Your goal
What is the number of lines below that hold "title"? Answer with that number only.

Web page and app entries
**********

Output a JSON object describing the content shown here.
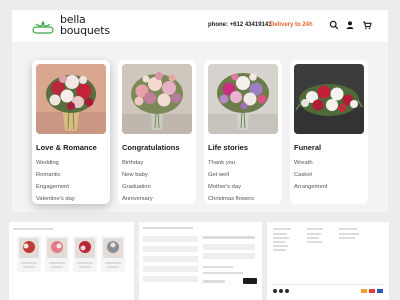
{
  "brand": {
    "line1": "bella",
    "line2": "bouquets"
  },
  "header": {
    "phone": "phone: +612 43419143",
    "delivery": "Delivery to 24h",
    "icons": [
      "search-icon",
      "user-icon",
      "cart-icon"
    ]
  },
  "categories": [
    {
      "title": "Love & Romance",
      "items": [
        "Wedding",
        "Romantic",
        "Engagement",
        "Valentine's day"
      ]
    },
    {
      "title": "Congratulations",
      "items": [
        "Birthday",
        "New baby",
        "Graduation",
        "Anniversary"
      ]
    },
    {
      "title": "Life stories",
      "items": [
        "Thank you",
        "Get well",
        "Mother's day",
        "Christmas flowers"
      ]
    },
    {
      "title": "Funeral",
      "items": [
        "Wreath",
        "Casket",
        "Arrangement"
      ]
    }
  ],
  "colors": {
    "accent": "#e8632a",
    "logo_green": "#3aa845",
    "background": "#ececec"
  }
}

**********

Result of the task
4